■ **Problem**: From the records, return each line that has the word "沖縄市三" in it.
++++ Available data
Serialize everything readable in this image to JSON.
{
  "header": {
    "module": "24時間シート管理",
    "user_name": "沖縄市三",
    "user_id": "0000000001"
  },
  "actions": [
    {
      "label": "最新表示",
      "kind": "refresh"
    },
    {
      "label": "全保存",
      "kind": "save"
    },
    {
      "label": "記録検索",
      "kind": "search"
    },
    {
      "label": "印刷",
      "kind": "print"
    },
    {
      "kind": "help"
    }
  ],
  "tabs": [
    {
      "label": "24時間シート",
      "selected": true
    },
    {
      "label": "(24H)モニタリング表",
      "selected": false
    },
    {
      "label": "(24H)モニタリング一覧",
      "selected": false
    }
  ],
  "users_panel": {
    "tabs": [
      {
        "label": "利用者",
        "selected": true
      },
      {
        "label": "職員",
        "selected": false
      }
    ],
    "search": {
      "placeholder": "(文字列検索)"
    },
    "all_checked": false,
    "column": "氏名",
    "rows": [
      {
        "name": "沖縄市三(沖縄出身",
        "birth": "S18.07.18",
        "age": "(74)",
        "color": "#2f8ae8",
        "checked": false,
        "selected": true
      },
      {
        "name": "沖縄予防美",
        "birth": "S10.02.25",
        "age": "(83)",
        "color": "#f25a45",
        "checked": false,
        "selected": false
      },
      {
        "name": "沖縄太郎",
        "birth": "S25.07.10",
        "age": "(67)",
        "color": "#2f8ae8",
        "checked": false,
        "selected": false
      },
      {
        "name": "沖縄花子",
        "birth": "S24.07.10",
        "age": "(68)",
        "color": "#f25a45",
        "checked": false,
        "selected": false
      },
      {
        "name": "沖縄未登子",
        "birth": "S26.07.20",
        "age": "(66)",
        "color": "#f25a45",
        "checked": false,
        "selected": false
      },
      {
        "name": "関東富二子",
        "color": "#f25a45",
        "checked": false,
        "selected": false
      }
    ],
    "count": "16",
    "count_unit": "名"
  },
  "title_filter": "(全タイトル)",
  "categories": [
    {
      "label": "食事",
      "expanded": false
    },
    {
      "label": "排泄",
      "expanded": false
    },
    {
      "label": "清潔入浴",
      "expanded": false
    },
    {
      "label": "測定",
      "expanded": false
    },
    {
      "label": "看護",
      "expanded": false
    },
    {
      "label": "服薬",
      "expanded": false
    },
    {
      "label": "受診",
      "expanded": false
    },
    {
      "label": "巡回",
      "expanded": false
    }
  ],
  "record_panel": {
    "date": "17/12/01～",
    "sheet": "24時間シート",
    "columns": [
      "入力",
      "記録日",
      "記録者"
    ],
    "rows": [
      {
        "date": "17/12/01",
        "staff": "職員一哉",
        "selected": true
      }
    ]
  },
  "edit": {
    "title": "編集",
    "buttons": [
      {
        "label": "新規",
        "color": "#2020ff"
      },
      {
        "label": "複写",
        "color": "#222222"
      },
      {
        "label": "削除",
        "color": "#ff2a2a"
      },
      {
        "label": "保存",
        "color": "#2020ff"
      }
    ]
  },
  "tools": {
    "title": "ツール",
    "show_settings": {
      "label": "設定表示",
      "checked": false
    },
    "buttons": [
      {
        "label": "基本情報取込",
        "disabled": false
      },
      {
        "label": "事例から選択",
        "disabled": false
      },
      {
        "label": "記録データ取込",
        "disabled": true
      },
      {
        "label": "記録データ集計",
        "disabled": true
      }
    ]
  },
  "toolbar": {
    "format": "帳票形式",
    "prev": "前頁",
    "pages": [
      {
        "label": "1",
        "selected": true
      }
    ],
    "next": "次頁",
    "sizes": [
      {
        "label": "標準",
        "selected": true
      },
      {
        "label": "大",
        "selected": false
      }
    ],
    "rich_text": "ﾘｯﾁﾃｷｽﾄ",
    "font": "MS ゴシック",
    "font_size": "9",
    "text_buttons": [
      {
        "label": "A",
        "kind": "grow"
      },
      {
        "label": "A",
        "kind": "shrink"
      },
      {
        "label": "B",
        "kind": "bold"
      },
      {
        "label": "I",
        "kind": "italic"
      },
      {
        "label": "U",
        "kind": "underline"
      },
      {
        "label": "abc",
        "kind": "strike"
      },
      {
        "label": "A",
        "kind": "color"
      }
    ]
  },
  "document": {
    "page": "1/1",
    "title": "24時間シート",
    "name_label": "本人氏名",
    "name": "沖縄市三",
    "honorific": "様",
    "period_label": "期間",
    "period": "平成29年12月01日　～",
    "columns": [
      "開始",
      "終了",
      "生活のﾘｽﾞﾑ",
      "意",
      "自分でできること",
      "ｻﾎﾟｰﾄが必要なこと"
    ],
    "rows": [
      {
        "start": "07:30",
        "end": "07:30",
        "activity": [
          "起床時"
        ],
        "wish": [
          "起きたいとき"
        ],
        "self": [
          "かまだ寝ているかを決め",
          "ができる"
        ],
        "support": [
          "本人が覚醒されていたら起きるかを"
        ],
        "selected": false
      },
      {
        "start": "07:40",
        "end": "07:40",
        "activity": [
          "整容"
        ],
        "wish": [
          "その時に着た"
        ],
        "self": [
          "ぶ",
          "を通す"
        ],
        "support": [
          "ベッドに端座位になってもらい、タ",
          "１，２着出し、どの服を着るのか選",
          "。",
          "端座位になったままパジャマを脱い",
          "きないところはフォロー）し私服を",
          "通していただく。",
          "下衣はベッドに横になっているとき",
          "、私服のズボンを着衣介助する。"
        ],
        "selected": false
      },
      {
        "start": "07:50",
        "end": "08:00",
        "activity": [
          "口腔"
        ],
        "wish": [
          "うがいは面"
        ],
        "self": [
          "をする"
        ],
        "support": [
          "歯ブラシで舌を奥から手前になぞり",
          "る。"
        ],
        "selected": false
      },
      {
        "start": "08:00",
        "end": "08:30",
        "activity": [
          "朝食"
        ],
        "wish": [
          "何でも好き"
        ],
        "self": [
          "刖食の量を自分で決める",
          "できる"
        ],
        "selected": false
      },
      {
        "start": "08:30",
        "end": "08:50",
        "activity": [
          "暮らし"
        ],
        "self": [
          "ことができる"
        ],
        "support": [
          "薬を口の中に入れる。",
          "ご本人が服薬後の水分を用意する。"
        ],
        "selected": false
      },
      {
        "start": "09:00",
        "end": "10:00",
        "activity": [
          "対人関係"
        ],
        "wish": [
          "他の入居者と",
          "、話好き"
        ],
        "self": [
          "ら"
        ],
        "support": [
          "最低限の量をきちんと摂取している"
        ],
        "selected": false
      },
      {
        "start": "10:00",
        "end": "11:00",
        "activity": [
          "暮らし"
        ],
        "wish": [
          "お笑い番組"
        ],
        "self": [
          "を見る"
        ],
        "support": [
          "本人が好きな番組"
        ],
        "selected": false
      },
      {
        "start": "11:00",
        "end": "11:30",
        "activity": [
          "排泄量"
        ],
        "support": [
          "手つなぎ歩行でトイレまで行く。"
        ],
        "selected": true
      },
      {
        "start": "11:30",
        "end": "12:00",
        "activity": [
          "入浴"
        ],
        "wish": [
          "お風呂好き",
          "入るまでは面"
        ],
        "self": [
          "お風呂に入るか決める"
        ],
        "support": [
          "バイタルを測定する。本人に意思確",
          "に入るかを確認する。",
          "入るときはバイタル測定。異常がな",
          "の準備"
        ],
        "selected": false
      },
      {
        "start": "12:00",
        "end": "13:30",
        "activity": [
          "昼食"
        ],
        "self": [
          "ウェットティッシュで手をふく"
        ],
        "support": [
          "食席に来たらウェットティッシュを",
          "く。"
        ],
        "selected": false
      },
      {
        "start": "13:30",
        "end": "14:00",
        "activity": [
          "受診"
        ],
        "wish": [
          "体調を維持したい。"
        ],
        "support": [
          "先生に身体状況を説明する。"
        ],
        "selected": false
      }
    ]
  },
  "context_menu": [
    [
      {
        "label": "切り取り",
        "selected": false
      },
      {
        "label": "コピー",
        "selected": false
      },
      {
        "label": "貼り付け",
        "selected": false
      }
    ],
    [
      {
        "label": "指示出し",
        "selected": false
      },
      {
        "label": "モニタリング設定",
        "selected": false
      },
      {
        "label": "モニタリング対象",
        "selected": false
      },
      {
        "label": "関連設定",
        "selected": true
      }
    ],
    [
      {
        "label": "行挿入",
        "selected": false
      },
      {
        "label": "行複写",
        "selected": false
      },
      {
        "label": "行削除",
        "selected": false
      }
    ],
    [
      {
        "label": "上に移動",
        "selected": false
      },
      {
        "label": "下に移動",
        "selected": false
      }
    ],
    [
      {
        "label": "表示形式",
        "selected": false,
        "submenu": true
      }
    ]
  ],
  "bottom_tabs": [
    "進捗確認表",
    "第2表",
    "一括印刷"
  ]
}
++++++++
■ **Result of the exercise**:
    "user_name": "沖縄市三",
        "name": "沖縄市三(沖縄出身",
    "name": "沖縄市三",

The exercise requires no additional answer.